- [Task directions]
Please repeat every entry exactly as given, apart from dropping the images.

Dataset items
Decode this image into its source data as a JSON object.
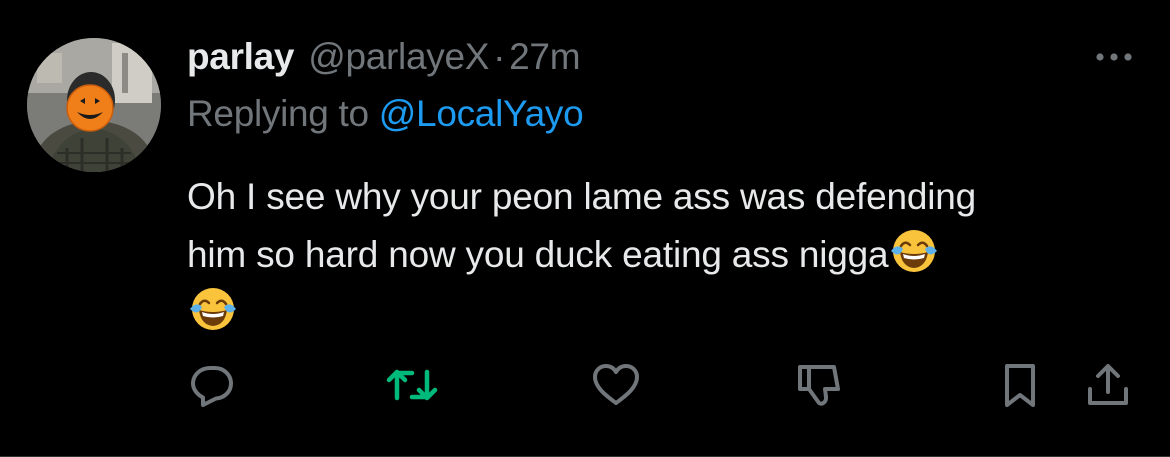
{
  "tweet": {
    "display_name": "parlay",
    "handle": "@parlayeX",
    "separator": "·",
    "timestamp": "27m",
    "replying_prefix": "Replying to ",
    "replying_to": "@LocalYayo",
    "text_lines": [
      "Oh I see why your peon lame ass was defending",
      "him so hard now you duck eating ass nigga"
    ],
    "emojis": [
      "face-with-tears-of-joy",
      "face-with-tears-of-joy"
    ]
  },
  "icons": {
    "more": "more-horizontal-icon",
    "reply": "reply-icon",
    "retweet": "retweet-icon",
    "like": "heart-icon",
    "dislike": "thumbs-down-icon",
    "bookmark": "bookmark-icon",
    "share": "share-icon"
  },
  "colors": {
    "background": "#000000",
    "text": "#e7e9ea",
    "secondary": "#71767b",
    "link": "#1d9bf0",
    "retweet_active": "#00ba7c",
    "border": "#2f3336"
  }
}
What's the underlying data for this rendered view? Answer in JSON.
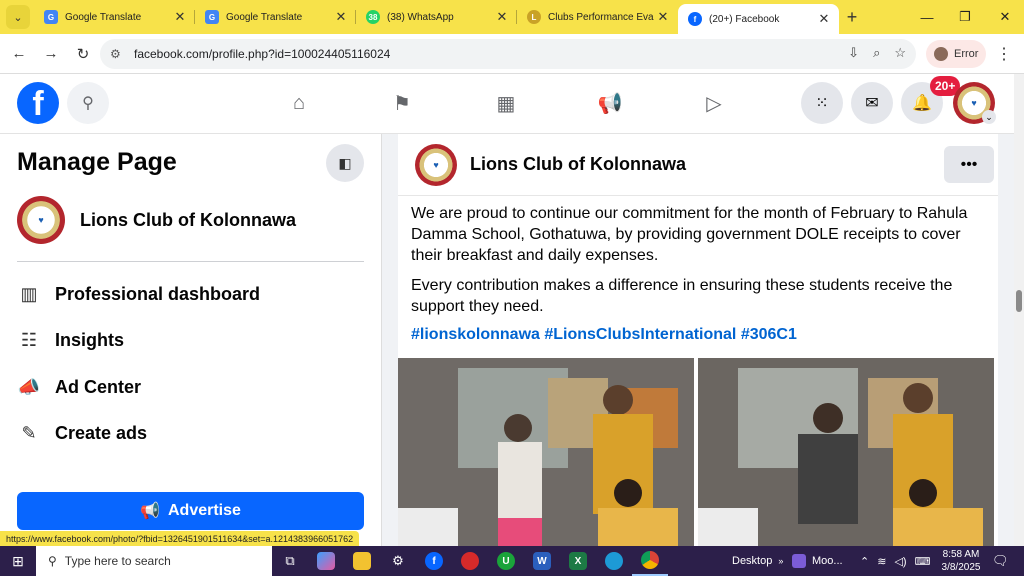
{
  "browser": {
    "tabs": [
      {
        "label": "Google Translate",
        "icon": "google-translate-icon",
        "color": "#4285f4"
      },
      {
        "label": "Google Translate",
        "icon": "google-translate-icon",
        "color": "#4285f4"
      },
      {
        "label": "(38) WhatsApp",
        "icon": "whatsapp-icon",
        "color": "#25d366",
        "badge": "38"
      },
      {
        "label": "Clubs Performance Evalu",
        "icon": "lions-icon",
        "color": "#c9a227"
      },
      {
        "label": "(20+) Facebook",
        "icon": "facebook-icon",
        "color": "#0866ff",
        "active": true
      }
    ],
    "url": "facebook.com/profile.php?id=100024405116024",
    "profile_label": "Error",
    "status_url": "https://www.facebook.com/photo/?fbid=1326451901511634&set=a.1214383966051762"
  },
  "facebook": {
    "notifications_badge": "20+",
    "nav_icons": [
      "home-icon",
      "flag-icon",
      "dashboard-icon",
      "megaphone-icon",
      "video-icon"
    ]
  },
  "sidebar": {
    "title": "Manage Page",
    "page_name": "Lions Club of Kolonnawa",
    "menu": [
      {
        "label": "Professional dashboard",
        "icon": "dashboard-icon"
      },
      {
        "label": "Insights",
        "icon": "insights-icon"
      },
      {
        "label": "Ad Center",
        "icon": "megaphone-icon"
      },
      {
        "label": "Create ads",
        "icon": "edit-icon"
      }
    ],
    "advertise_label": "Advertise"
  },
  "post": {
    "author": "Lions Club of Kolonnawa",
    "paragraph1": "We are proud to continue our commitment for the month of February to Rahula Damma School, Gothatuwa, by providing government DOLE receipts to cover their breakfast and daily expenses.",
    "paragraph2": "Every contribution makes a difference in ensuring these students receive the support they need.",
    "hashtags": "#lionskolonnawa #LionsClubsInternational #306C1"
  },
  "taskbar": {
    "search_placeholder": "Type here to search",
    "desktop_label": "Desktop",
    "moo_label": "Moo...",
    "time": "8:58 AM",
    "date": "3/8/2025"
  }
}
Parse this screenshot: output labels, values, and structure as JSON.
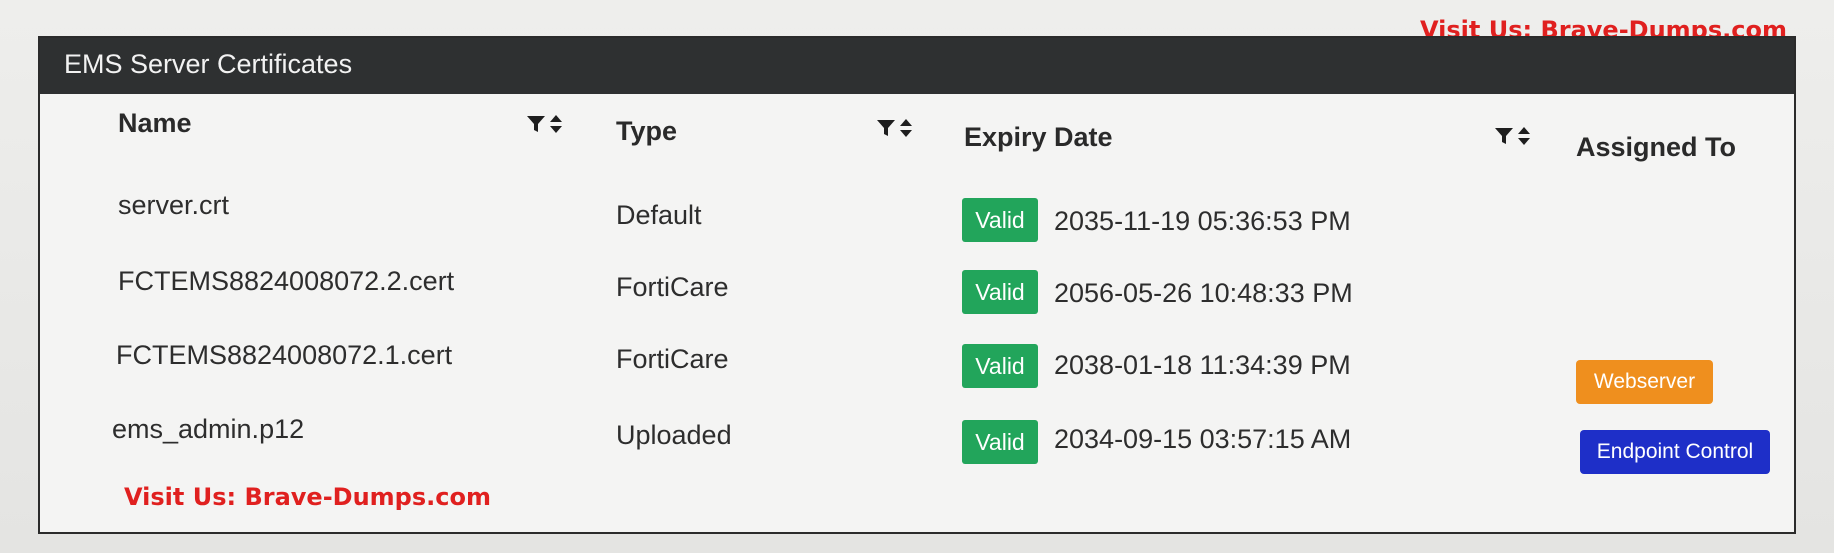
{
  "watermark": {
    "top": "Visit Us: Brave-Dumps.com",
    "bottom": "Visit Us: Brave-Dumps.com"
  },
  "panel": {
    "title": "EMS Server Certificates"
  },
  "columns": {
    "name": "Name",
    "type": "Type",
    "expiry": "Expiry Date",
    "assigned": "Assigned To"
  },
  "icons": {
    "filter": "filter-icon",
    "sort": "sort-icon"
  },
  "colors": {
    "header_bg": "#2e3031",
    "valid_badge": "#22a55b",
    "webserver_badge": "#ef8f1e",
    "endpoint_badge": "#1e2fc8",
    "watermark": "#e0201f"
  },
  "rows": [
    {
      "name": "server.crt",
      "type": "Default",
      "status": "Valid",
      "expiry": "2035-11-19 05:36:53 PM",
      "assigned": ""
    },
    {
      "name": "FCTEMS8824008072.2.cert",
      "type": "FortiCare",
      "status": "Valid",
      "expiry": "2056-05-26 10:48:33 PM",
      "assigned": ""
    },
    {
      "name": "FCTEMS8824008072.1.cert",
      "type": "FortiCare",
      "status": "Valid",
      "expiry": "2038-01-18 11:34:39 PM",
      "assigned": "Webserver"
    },
    {
      "name": "ems_admin.p12",
      "type": "Uploaded",
      "status": "Valid",
      "expiry": "2034-09-15 03:57:15 AM",
      "assigned": "Endpoint Control"
    }
  ]
}
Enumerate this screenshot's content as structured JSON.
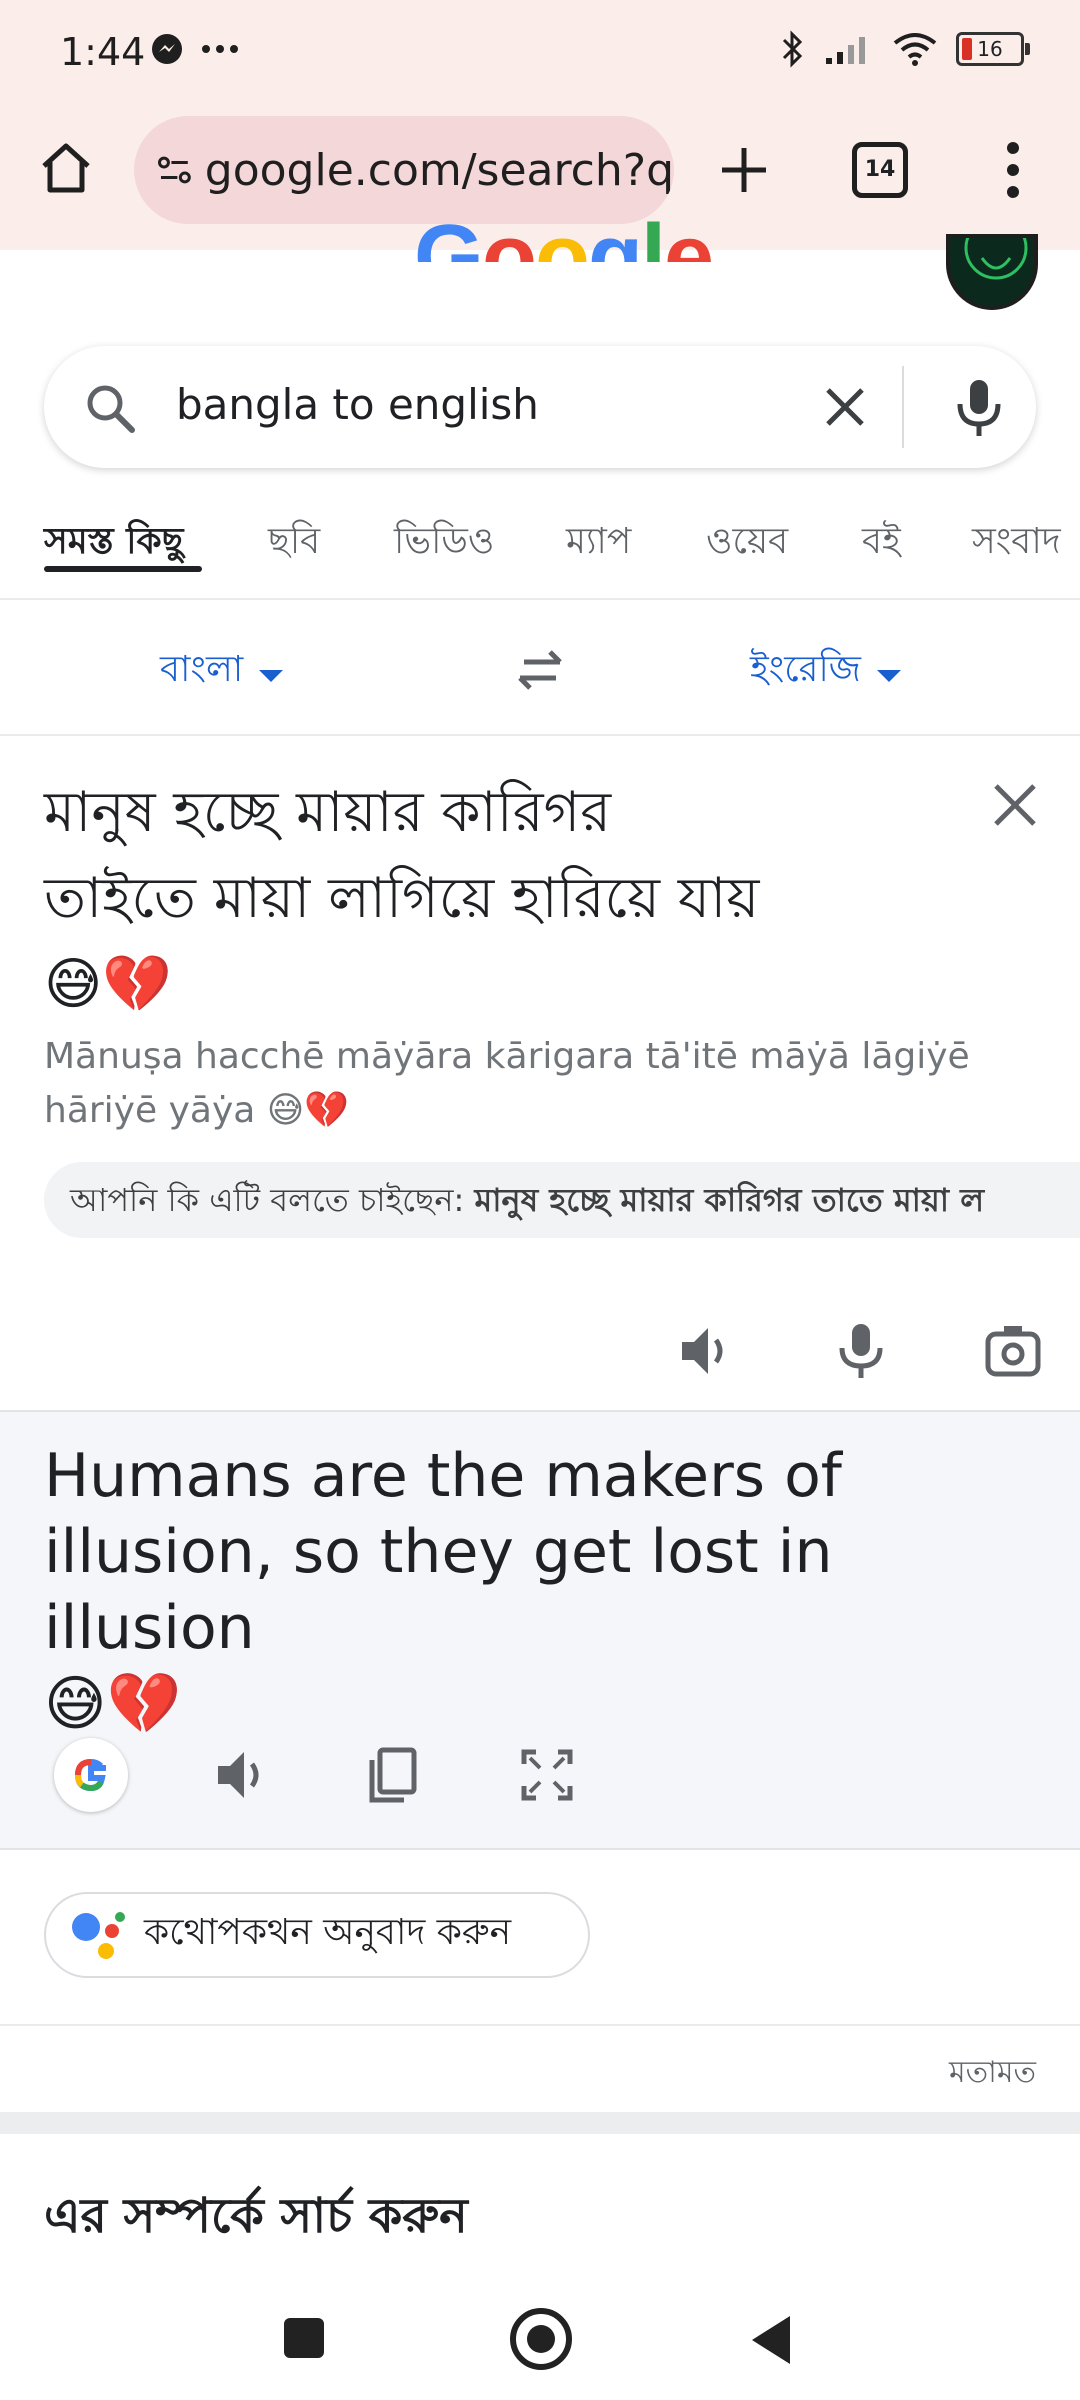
{
  "status_bar": {
    "time": "1:44",
    "battery": "16"
  },
  "browser": {
    "url": "google.com/search?q",
    "tab_count": "14"
  },
  "google_logo": "Google",
  "search": {
    "query": "bangla to english"
  },
  "tabs": [
    "সমস্ত কিছু",
    "ছবি",
    "ভিডিও",
    "ম্যাপ",
    "ওয়েব",
    "বই",
    "সংবাদ"
  ],
  "translator": {
    "source_lang": "বাংলা",
    "target_lang": "ইংরেজি",
    "source_line1": "মানুষ হচ্ছে মায়ার কারিগর",
    "source_line2": "তাইতে মায়া লাগিয়ে হারিয়ে যায়",
    "source_emoji": "😅💔",
    "transliteration": "Mānuṣa hacchē māẏāra kārigara tā'itē māẏā lāgiẏē hāriẏē yāẏa 😅💔",
    "suggest_prefix": "আপনি কি এটি বলতে চাইছেন:",
    "suggest_text": "মানুষ হচ্ছে মায়ার কারিগর তাতে মায়া ল",
    "target_text": "Humans are the makers of illusion, so they get lost in illusion",
    "target_emoji": "😅💔"
  },
  "conversation_chip": "কথোপকথন অনুবাদ করুন",
  "feedback": "মতামত",
  "related_title": "এর সম্পর্কে সার্চ করুন",
  "colors": {
    "link_blue": "#1a5fd0",
    "chrome_bg": "#fbeeea",
    "url_pill": "#f4d7d9"
  }
}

- [Response]
Decode this image into its source data as a JSON object.
{
  "tweet": {
    "display_name": "parlay",
    "handle": "@parlayeX",
    "separator": "·",
    "timestamp": "27m",
    "replying_prefix": "Replying to ",
    "replying_to": "@LocalYayo",
    "text_lines": [
      "Oh I see why your peon lame ass was defending",
      "him so hard now you duck eating ass nigga"
    ],
    "emojis": [
      "face-with-tears-of-joy",
      "face-with-tears-of-joy"
    ]
  },
  "icons": {
    "more": "more-horizontal-icon",
    "reply": "reply-icon",
    "retweet": "retweet-icon",
    "like": "heart-icon",
    "dislike": "thumbs-down-icon",
    "bookmark": "bookmark-icon",
    "share": "share-icon"
  },
  "colors": {
    "background": "#000000",
    "text": "#e7e9ea",
    "secondary": "#71767b",
    "link": "#1d9bf0",
    "retweet_active": "#00ba7c",
    "border": "#2f3336"
  }
}
What's the underlying data for this rendered view? Answer in JSON.
{
  "browser": {
    "tabs": [
      {
        "label": "Google Translate",
        "icon": "google-translate-icon",
        "color": "#4285f4"
      },
      {
        "label": "Google Translate",
        "icon": "google-translate-icon",
        "color": "#4285f4"
      },
      {
        "label": "(38) WhatsApp",
        "icon": "whatsapp-icon",
        "color": "#25d366",
        "badge": "38"
      },
      {
        "label": "Clubs Performance Evalu",
        "icon": "lions-icon",
        "color": "#c9a227"
      },
      {
        "label": "(20+) Facebook",
        "icon": "facebook-icon",
        "color": "#0866ff",
        "active": true
      }
    ],
    "url": "facebook.com/profile.php?id=100024405116024",
    "profile_label": "Error",
    "status_url": "https://www.facebook.com/photo/?fbid=1326451901511634&set=a.1214383966051762"
  },
  "facebook": {
    "notifications_badge": "20+",
    "nav_icons": [
      "home-icon",
      "flag-icon",
      "dashboard-icon",
      "megaphone-icon",
      "video-icon"
    ]
  },
  "sidebar": {
    "title": "Manage Page",
    "page_name": "Lions Club of Kolonnawa",
    "menu": [
      {
        "label": "Professional dashboard",
        "icon": "dashboard-icon"
      },
      {
        "label": "Insights",
        "icon": "insights-icon"
      },
      {
        "label": "Ad Center",
        "icon": "megaphone-icon"
      },
      {
        "label": "Create ads",
        "icon": "edit-icon"
      }
    ],
    "advertise_label": "Advertise"
  },
  "post": {
    "author": "Lions Club of Kolonnawa",
    "paragraph1": "We are proud to continue our commitment for the month of February to Rahula Damma School, Gothatuwa, by providing government DOLE receipts to cover their breakfast and daily expenses.",
    "paragraph2": "Every contribution makes a difference in ensuring these students receive the support they need.",
    "hashtags": "#lionskolonnawa #LionsClubsInternational #306C1"
  },
  "taskbar": {
    "search_placeholder": "Type here to search",
    "desktop_label": "Desktop",
    "moo_label": "Moo...",
    "time": "8:58 AM",
    "date": "3/8/2025"
  }
}
Parse this screenshot: output labels, values, and structure as JSON.
{
  "watermark": {
    "top": "Visit Us: Brave-Dumps.com",
    "bottom": "Visit Us: Brave-Dumps.com"
  },
  "panel": {
    "title": "EMS Server Certificates"
  },
  "columns": {
    "name": "Name",
    "type": "Type",
    "expiry": "Expiry Date",
    "assigned": "Assigned To"
  },
  "icons": {
    "filter": "filter-icon",
    "sort": "sort-icon"
  },
  "colors": {
    "header_bg": "#2e3031",
    "valid_badge": "#22a55b",
    "webserver_badge": "#ef8f1e",
    "endpoint_badge": "#1e2fc8",
    "watermark": "#e0201f"
  },
  "rows": [
    {
      "name": "server.crt",
      "type": "Default",
      "status": "Valid",
      "expiry": "2035-11-19 05:36:53 PM",
      "assigned": ""
    },
    {
      "name": "FCTEMS8824008072.2.cert",
      "type": "FortiCare",
      "status": "Valid",
      "expiry": "2056-05-26 10:48:33 PM",
      "assigned": ""
    },
    {
      "name": "FCTEMS8824008072.1.cert",
      "type": "FortiCare",
      "status": "Valid",
      "expiry": "2038-01-18 11:34:39 PM",
      "assigned": "Webserver"
    },
    {
      "name": "ems_admin.p12",
      "type": "Uploaded",
      "status": "Valid",
      "expiry": "2034-09-15 03:57:15 AM",
      "assigned": "Endpoint Control"
    }
  ]
}
Enumerate this screenshot's content as structured JSON.
{
  "status_bar": {
    "time": "1:44",
    "battery": "16"
  },
  "browser": {
    "url": "google.com/search?q",
    "tab_count": "14"
  },
  "google_logo": "Google",
  "search": {
    "query": "bangla to english"
  },
  "tabs": [
    "সমস্ত কিছু",
    "ছবি",
    "ভিডিও",
    "ম্যাপ",
    "ওয়েব",
    "বই",
    "সংবাদ"
  ],
  "translator": {
    "source_lang": "বাংলা",
    "target_lang": "ইংরেজি",
    "source_line1": "মানুষ হচ্ছে মায়ার কারিগর",
    "source_line2": "তাইতে মায়া লাগিয়ে হারিয়ে যায়",
    "source_emoji": "😅💔",
    "transliteration": "Mānuṣa hacchē māẏāra kārigara tā'itē māẏā lāgiẏē hāriẏē yāẏa 😅💔",
    "suggest_prefix": "আপনি কি এটি বলতে চাইছেন:",
    "suggest_text": "মানুষ হচ্ছে মায়ার কারিগর তাতে মায়া ল",
    "target_text": "Humans are the makers of illusion, so they get lost in illusion",
    "target_emoji": "😅💔"
  },
  "conversation_chip": "কথোপকথন অনুবাদ করুন",
  "feedback": "মতামত",
  "related_title": "এর সম্পর্কে সার্চ করুন",
  "colors": {
    "link_blue": "#1a5fd0",
    "chrome_bg": "#fbeeea",
    "url_pill": "#f4d7d9"
  }
}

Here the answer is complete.